In an interview with Vísir yesterday, Jón Þór Víglundsson, Public Relations Officer with the Icelandic Association for Search and Rescue (Landsbjörg), stated that conditions near the Glymur waterfall, vis-a-vis the safety of travellers, were “seriously lacking.” Jón Þór also called for improvements in “a broader context,” encouraging the government to roll up its sleeves and improve safety on roads.

Interested parties to meet

Arnar Már Ólafsson, Director General of the Icelandic Tourist Board, agrees with Jón Þór’s assessment; the safety of tourists in Iceland needs to be widely reviewed.

“It is necessary to act in all contexts where the safety of tourists is deemed to be lacking. For example, in this area in question during wintertime, the hiking trail up to the Glymur waterfall on the east side of the river is very dangerous. There’s a log of wood that straddles the river, intended to make the crossing of the river easier, but that log is removed in the fall – because people are not expected to hike there during winter. There is also an information sign at the parking lot warning people not to hike in the area during wintertime. But we need to look at this even more closely and try to prevent people from hiking there during the winter.”

Arnar Már stated that it was imperative that the authorities acted quickly.

“I’m going to convene all the involved parties – the landowners, municipalities, the rescue society in Akranes, the West Iceland police, and ICE-SAR – so that we can discuss what needs to be done in order to promote increased safety in the area.”

Tourist Falls to Her Death at Glymur

glymur tourist death

A foreign tourist fell to her death yesterday morning, March 22, at Glymur, a popular waterfall and hiking area in Hvalfjörður.

Glymur is a popular hiking destination, notable as the second-tallest waterfall in Iceland. An accessible day hike during the summer, conditions are very different during the winter, with ice and steep slopes along the gorge making for treacherous going.

According to Morgunblaðið, the woman was on a hike with her partner when she slipped and fell off the edge into the gorge, dying instantly. She was in her 20s.

ICE-SAR stated: “The operation was difficult and demanding, as there was a lot of ice in the gorge, and there were concerns of a collapse over the rescue team. Unfortunately, the woman was dead by the time ICE-SAR arrived.”

In addition to ICE-SAR teams, police were also on the scene.

Fatal Accident on Mt. Kirkjufell

A similar death occurred last fall, when a tourist fell to their death from Mt. Kirkjufell, a popular mountain on the Snæfellsnes peninsula.

The deaths have raised questions about restricting access to these sites and the legality of such restrictions. In Iceland, all land is covered by a “right to wander,” meaning that individuals may pass through areas at will, as long they do not stay overnight or economically exploit it without permission, such as by fishing or hunting.

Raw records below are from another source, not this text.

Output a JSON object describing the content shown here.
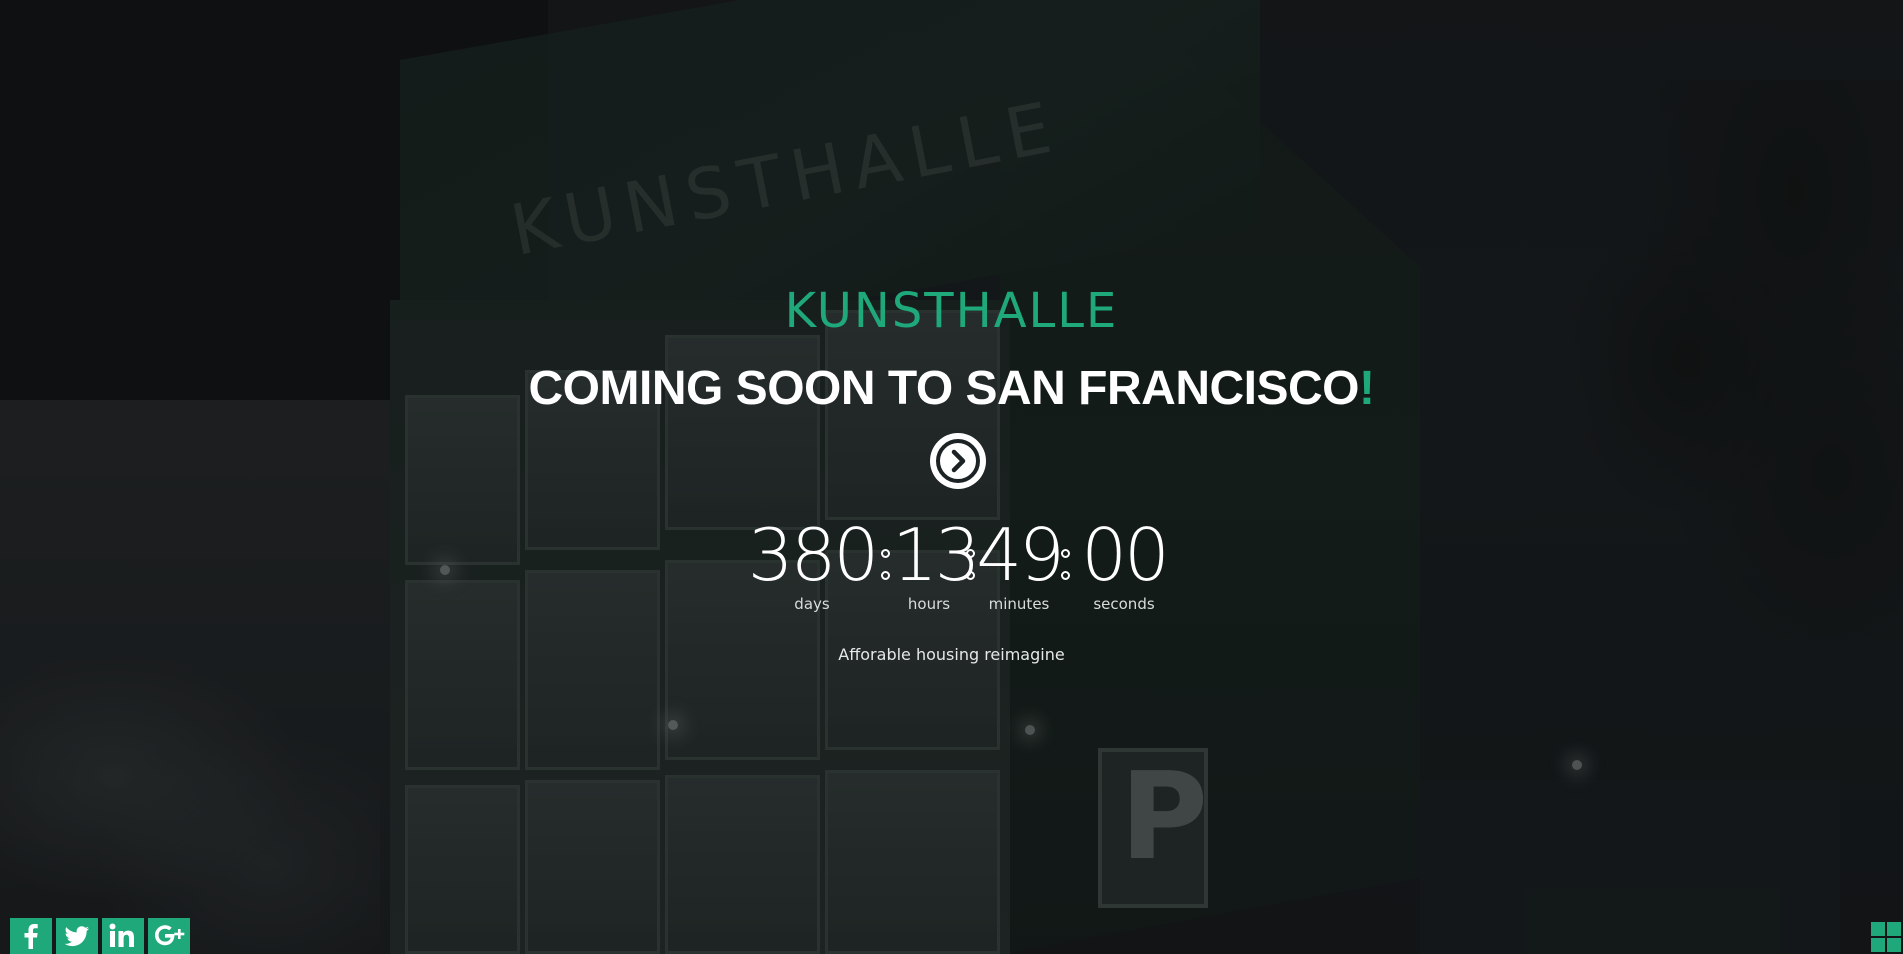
{
  "brand": {
    "logo_text": "KUNSTHALLE"
  },
  "hero": {
    "headline": "COMING SOON TO SAN FRANCISCO",
    "headline_accent": "!",
    "next_button_icon": "chevron-right-circle-icon",
    "tagline": "Afforable housing reimagine"
  },
  "countdown": {
    "days": "380",
    "hours": "13",
    "minutes": "49",
    "seconds": "00",
    "labels": {
      "days": "days",
      "hours": "hours",
      "minutes": "minutes",
      "seconds": "seconds"
    }
  },
  "social": [
    {
      "name": "facebook",
      "icon": "facebook-icon"
    },
    {
      "name": "twitter",
      "icon": "twitter-icon"
    },
    {
      "name": "linkedin",
      "icon": "linkedin-icon"
    },
    {
      "name": "google-plus",
      "icon": "google-plus-icon"
    }
  ],
  "theme": {
    "accent": "#1fa97a",
    "text": "#ffffff"
  }
}
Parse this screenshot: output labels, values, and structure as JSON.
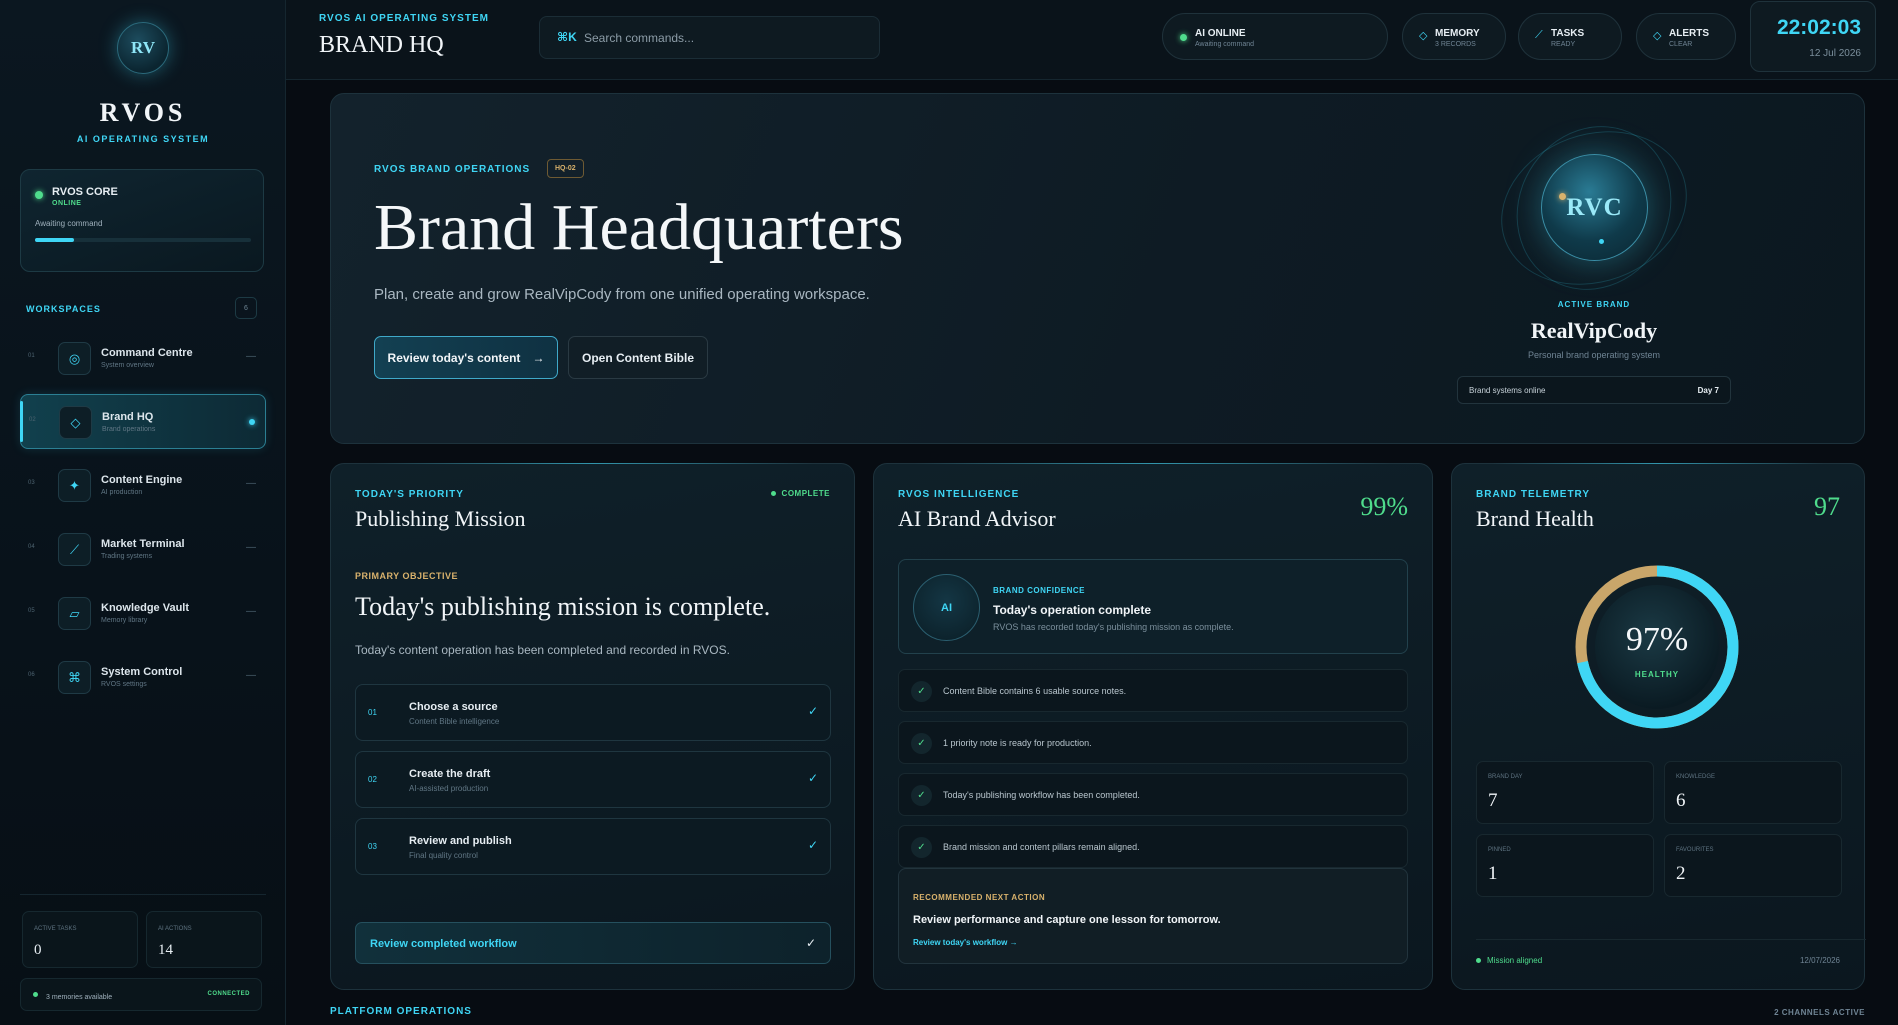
{
  "sidebar": {
    "logo_initials": "RV",
    "brand_name": "RVOS",
    "brand_sub": "AI OPERATING SYSTEM",
    "core": {
      "title": "RVOS CORE",
      "status": "ONLINE",
      "message": "Awaiting command",
      "progress_percent": 18
    },
    "workspaces_label": "WORKSPACES",
    "workspaces_count": "6",
    "items": [
      {
        "num": "01",
        "icon": "target-icon",
        "glyph": "◎",
        "title": "Command Centre",
        "sub": "System overview",
        "active": false
      },
      {
        "num": "02",
        "icon": "diamond-icon",
        "glyph": "◇",
        "title": "Brand HQ",
        "sub": "Brand operations",
        "active": true
      },
      {
        "num": "03",
        "icon": "sparkle-icon",
        "glyph": "✦",
        "title": "Content Engine",
        "sub": "AI production",
        "active": false
      },
      {
        "num": "04",
        "icon": "trend-icon",
        "glyph": "⟋",
        "title": "Market Terminal",
        "sub": "Trading systems",
        "active": false
      },
      {
        "num": "05",
        "icon": "folder-icon",
        "glyph": "▱",
        "title": "Knowledge Vault",
        "sub": "Memory library",
        "active": false
      },
      {
        "num": "06",
        "icon": "command-icon",
        "glyph": "⌘",
        "title": "System Control",
        "sub": "RVOS settings",
        "active": false
      }
    ],
    "stats": [
      {
        "label": "ACTIVE TASKS",
        "value": "0"
      },
      {
        "label": "AI ACTIONS",
        "value": "14"
      }
    ],
    "memory": {
      "text": "3 memories available",
      "status": "CONNECTED"
    }
  },
  "topbar": {
    "kicker": "RVOS AI OPERATING SYSTEM",
    "title": "BRAND HQ",
    "search": {
      "icon": "command-icon",
      "placeholder": "Search commands..."
    },
    "pills": [
      {
        "name": "ai-online",
        "title": "AI ONLINE",
        "sub": "Awaiting command"
      },
      {
        "name": "memory",
        "title": "MEMORY",
        "sub": "3 RECORDS"
      },
      {
        "name": "tasks",
        "title": "TASKS",
        "sub": "READY"
      },
      {
        "name": "alerts",
        "title": "ALERTS",
        "sub": "CLEAR"
      }
    ],
    "clock": {
      "time": "22:02:03",
      "date": "12 Jul 2026"
    }
  },
  "hero": {
    "kicker": "RVOS BRAND OPERATIONS",
    "tag": "HQ-02",
    "title": "Brand Headquarters",
    "desc": "Plan, create and grow RealVipCody from one unified operating workspace.",
    "primary_btn": "Review today's content",
    "primary_arrow": "→",
    "secondary_btn": "Open Content Bible",
    "orb_initials": "RVC",
    "active_brand_label": "ACTIVE BRAND",
    "active_brand_name": "RealVipCody",
    "active_brand_sub": "Personal brand operating system",
    "status_left": "Brand systems online",
    "status_right": "Day 7"
  },
  "priority": {
    "kicker": "TODAY'S PRIORITY",
    "title": "Publishing Mission",
    "status": "COMPLETE",
    "objective_label": "PRIMARY OBJECTIVE",
    "objective_title": "Today's publishing mission is complete.",
    "objective_desc": "Today's content operation has been completed and recorded in RVOS.",
    "steps": [
      {
        "num": "01",
        "title": "Choose a source",
        "sub": "Content Bible intelligence"
      },
      {
        "num": "02",
        "title": "Create the draft",
        "sub": "AI-assisted production"
      },
      {
        "num": "03",
        "title": "Review and publish",
        "sub": "Final quality control"
      }
    ],
    "check": "✓",
    "review_btn": "Review completed workflow"
  },
  "advisor": {
    "kicker": "RVOS INTELLIGENCE",
    "title": "AI Brand Advisor",
    "score": "99%",
    "orb_label": "AI",
    "confidence_label": "BRAND CONFIDENCE",
    "confidence_title": "Today's operation complete",
    "confidence_sub": "RVOS has recorded today's publishing mission as complete.",
    "insights": [
      "Content Bible contains 6 usable source notes.",
      "1 priority note is ready for production.",
      "Today's publishing workflow has been completed.",
      "Brand mission and content pillars remain aligned."
    ],
    "rec_label": "RECOMMENDED NEXT ACTION",
    "rec_title": "Review performance and capture one lesson for tomorrow.",
    "rec_link": "Review today's workflow →"
  },
  "health": {
    "kicker": "BRAND TELEMETRY",
    "title": "Brand Health",
    "score": "97",
    "gauge_value_percent": 97,
    "gauge_text": "97%",
    "gauge_label": "HEALTHY",
    "metrics": [
      {
        "label": "BRAND DAY",
        "value": "7"
      },
      {
        "label": "KNOWLEDGE",
        "value": "6"
      },
      {
        "label": "PINNED",
        "value": "1"
      },
      {
        "label": "FAVOURITES",
        "value": "2"
      }
    ],
    "footer_left": "Mission aligned",
    "footer_right": "12/07/2026"
  },
  "platform": {
    "label": "PLATFORM OPERATIONS",
    "count": "2 CHANNELS ACTIVE"
  },
  "colors": {
    "accent": "#3fd6f5",
    "success": "#4fdc8c",
    "gold": "#d9b26c",
    "background": "#070c12"
  }
}
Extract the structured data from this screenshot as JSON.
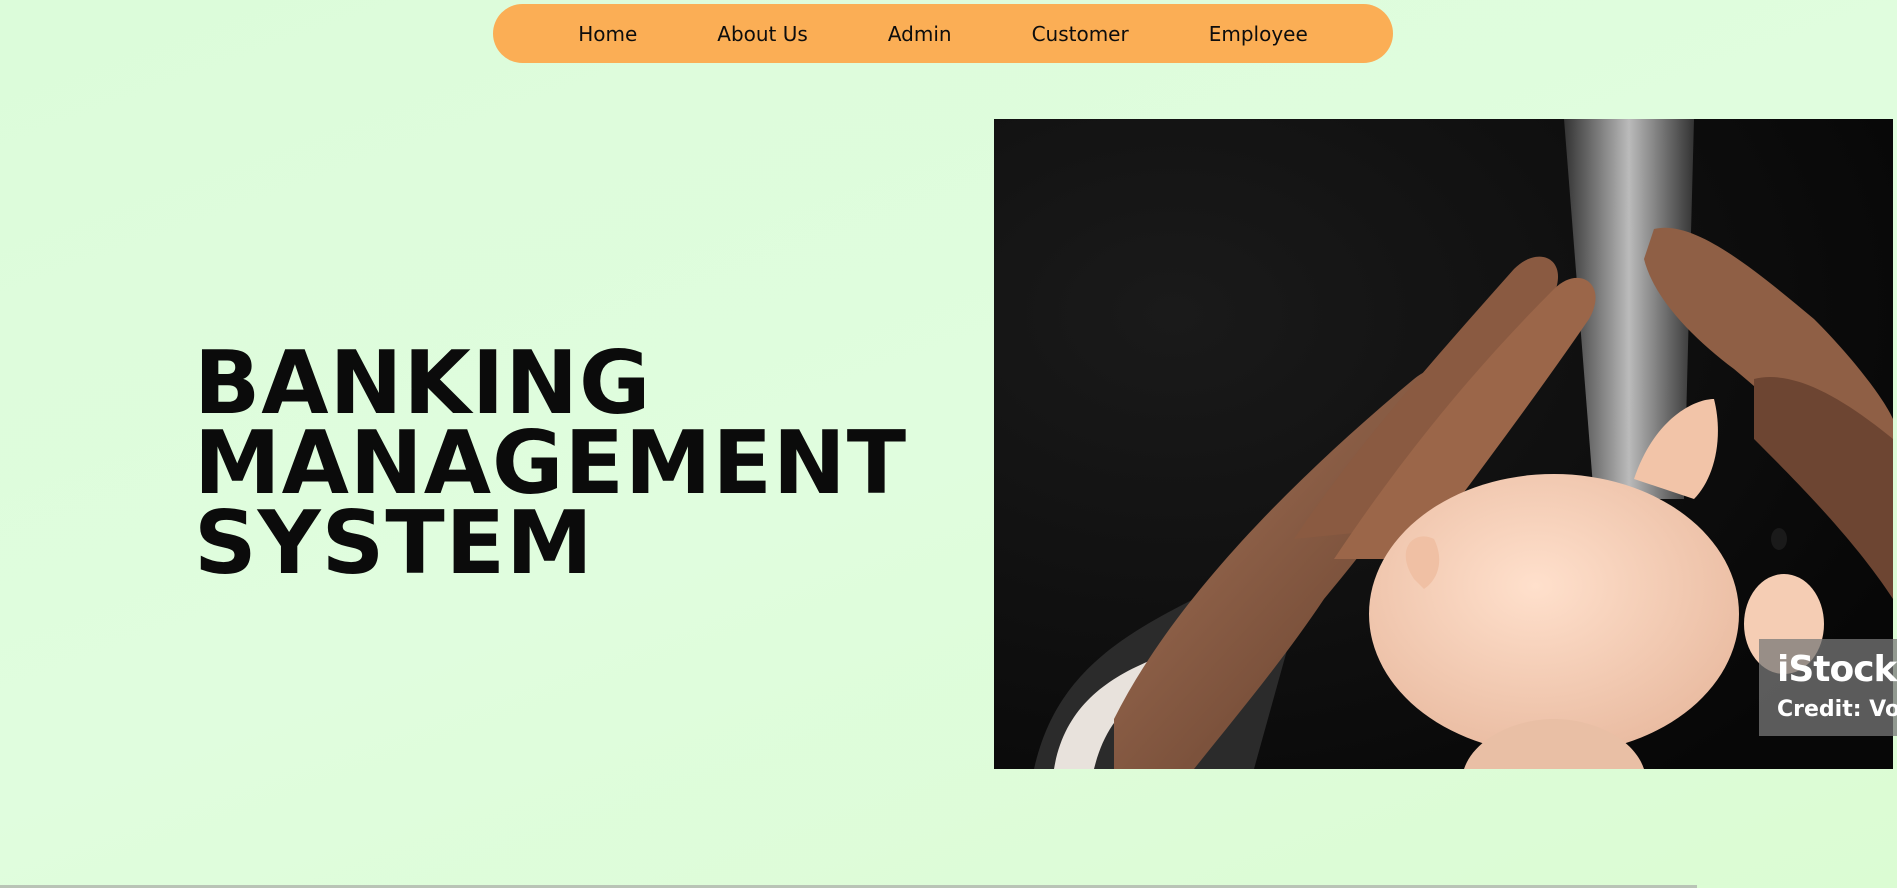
{
  "nav": {
    "items": [
      {
        "label": "Home"
      },
      {
        "label": "About Us"
      },
      {
        "label": "Admin"
      },
      {
        "label": "Customer"
      },
      {
        "label": "Employee"
      }
    ]
  },
  "hero": {
    "title_lines": [
      "BANKING",
      "MANAGEMENT",
      "SYSTEM"
    ]
  },
  "image": {
    "watermark_brand": "iStock",
    "watermark_credit": "Credit: Vo"
  },
  "colors": {
    "background": "#ddfdd9",
    "nav_bar": "#fbae55",
    "text": "#0b0b0b"
  }
}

Regarding the recent accident, Margrét Björk Björnsdóttir, head of communications for the West Iceland Regional Office, stated: “The municipality has been trying to make improvements, but this is a popular hiking trail that needs to be managed better. An application has been made to the municipality’s tourist attractions development fund, but it is a drop in the bucket compared to what needs to be done, because the route is dangerous.”

Previous injuries on the hiking trail to Glymur have included broken legs and sprains, but this is the first recorded death at the waterfall.